That night, after visiting his father at the hospital for the final time, Franklin went for a swim at his motel. A locked rusty gate surrounded the pool. He retrieved a key from the manager and was told not to dive. He promised he wouldn’t. The kidney-shaped pool was shallow at both ends. A light built into its wall tinted the water enigmatically blue. Sodden leaves and grass clippings bobbed on the surface alongside dead bugs. Franklin cannonballed into the deeper end (four feet). The concrete floor scraped his knees. The manager, visible through the motel’s glass entrance, glared at him. He expected her to come reprimand him, but all she did was glare.
He strode back and forth, pumping his arms, splashing water. The activity bored him. What had he liked about swimming as a child? There was nothing to do except be wet? He remembered a fun game he used to play in his neighbors’ pools, when they weren’t home. In the game he would swim with slow, deliberate strokes, lips parted, trying to collect bugs in his mouth. He lost if he swallowed a bug. He had loved playing as a boy, but after two rounds that night he felt foolish. He didn’t want to be a man who tried to recapture his childhood. Nor did he want to be a man who turned his back on it. So, he kept playing. He quit midway through the sixth round.
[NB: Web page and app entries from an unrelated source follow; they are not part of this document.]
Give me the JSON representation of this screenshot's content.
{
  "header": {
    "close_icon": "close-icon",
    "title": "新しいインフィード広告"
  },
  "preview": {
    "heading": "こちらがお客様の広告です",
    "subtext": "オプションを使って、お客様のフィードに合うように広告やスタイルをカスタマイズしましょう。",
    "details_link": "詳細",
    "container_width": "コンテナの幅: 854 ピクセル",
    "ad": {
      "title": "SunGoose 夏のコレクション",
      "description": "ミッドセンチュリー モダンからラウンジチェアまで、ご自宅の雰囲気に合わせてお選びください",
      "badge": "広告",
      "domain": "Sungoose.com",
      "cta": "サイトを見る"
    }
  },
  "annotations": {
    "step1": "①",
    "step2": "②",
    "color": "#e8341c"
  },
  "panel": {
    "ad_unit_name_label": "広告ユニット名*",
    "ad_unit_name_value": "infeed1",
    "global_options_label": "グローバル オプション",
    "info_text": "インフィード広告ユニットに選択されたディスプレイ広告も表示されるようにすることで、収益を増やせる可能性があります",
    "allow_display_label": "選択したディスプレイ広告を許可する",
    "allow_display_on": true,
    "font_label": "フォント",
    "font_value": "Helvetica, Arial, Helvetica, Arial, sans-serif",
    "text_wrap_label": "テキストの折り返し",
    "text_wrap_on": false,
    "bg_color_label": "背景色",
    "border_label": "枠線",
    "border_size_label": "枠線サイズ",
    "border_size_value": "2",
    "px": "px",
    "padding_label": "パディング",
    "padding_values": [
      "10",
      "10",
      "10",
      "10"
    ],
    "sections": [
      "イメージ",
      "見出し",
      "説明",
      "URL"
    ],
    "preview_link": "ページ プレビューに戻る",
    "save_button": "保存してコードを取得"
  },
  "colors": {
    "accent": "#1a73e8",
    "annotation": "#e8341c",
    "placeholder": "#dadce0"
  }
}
Something was tickling his molars. He walked to the edge and spit seven(ish) insects onto the concrete ledge: a moth, two bees, three-quarters of a dragonfly, a cricket, and a pair of frantic ladybugs, both still alive. They scuttled over the lifeless insects, reorienting themselves, and then looped off into the night. Franklin felt like a hero.